» **ACTIVITY**:
Below are entries. Pull out all lines containing "漯河市卫生健康委员会".

» **EXTRACTED ENTRIES**:
##############################

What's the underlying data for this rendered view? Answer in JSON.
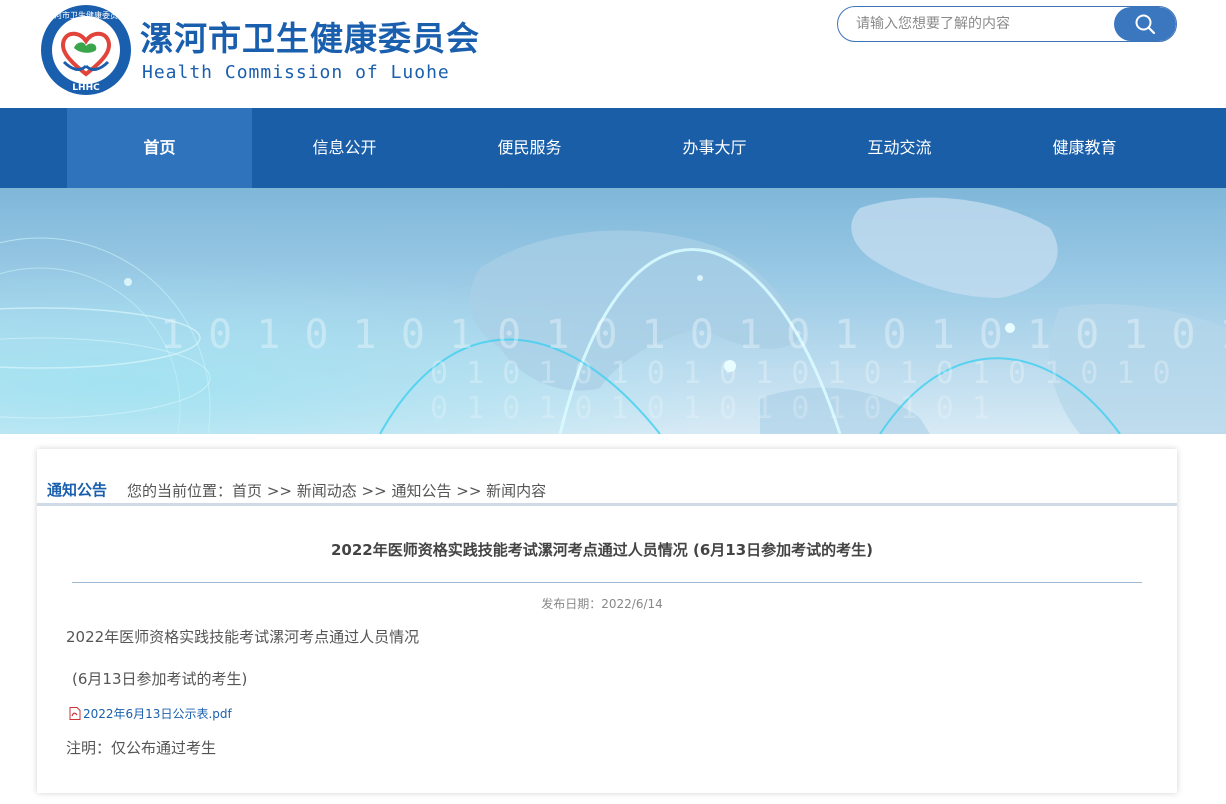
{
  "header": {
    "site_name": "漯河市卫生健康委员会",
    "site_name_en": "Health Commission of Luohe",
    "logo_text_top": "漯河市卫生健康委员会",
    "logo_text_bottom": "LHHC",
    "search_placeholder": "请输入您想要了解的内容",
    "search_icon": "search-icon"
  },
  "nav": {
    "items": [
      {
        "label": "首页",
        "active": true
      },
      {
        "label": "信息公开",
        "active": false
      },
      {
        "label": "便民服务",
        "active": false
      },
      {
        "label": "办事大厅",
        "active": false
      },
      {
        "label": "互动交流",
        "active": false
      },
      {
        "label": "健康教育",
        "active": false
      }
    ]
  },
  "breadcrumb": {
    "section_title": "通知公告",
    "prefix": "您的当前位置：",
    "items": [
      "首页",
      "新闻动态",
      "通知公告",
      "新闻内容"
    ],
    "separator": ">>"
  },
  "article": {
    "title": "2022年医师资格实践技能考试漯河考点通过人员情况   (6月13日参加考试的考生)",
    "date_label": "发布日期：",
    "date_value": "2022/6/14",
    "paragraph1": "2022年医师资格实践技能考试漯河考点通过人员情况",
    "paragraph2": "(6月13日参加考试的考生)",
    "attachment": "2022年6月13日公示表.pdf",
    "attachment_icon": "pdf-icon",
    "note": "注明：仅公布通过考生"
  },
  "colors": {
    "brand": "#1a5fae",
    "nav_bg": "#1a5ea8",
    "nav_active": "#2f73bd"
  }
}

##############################

» **RESPONSE**:
    "site_name": "漯河市卫生健康委员会",
    "logo_text_top": "漯河市卫生健康委员会",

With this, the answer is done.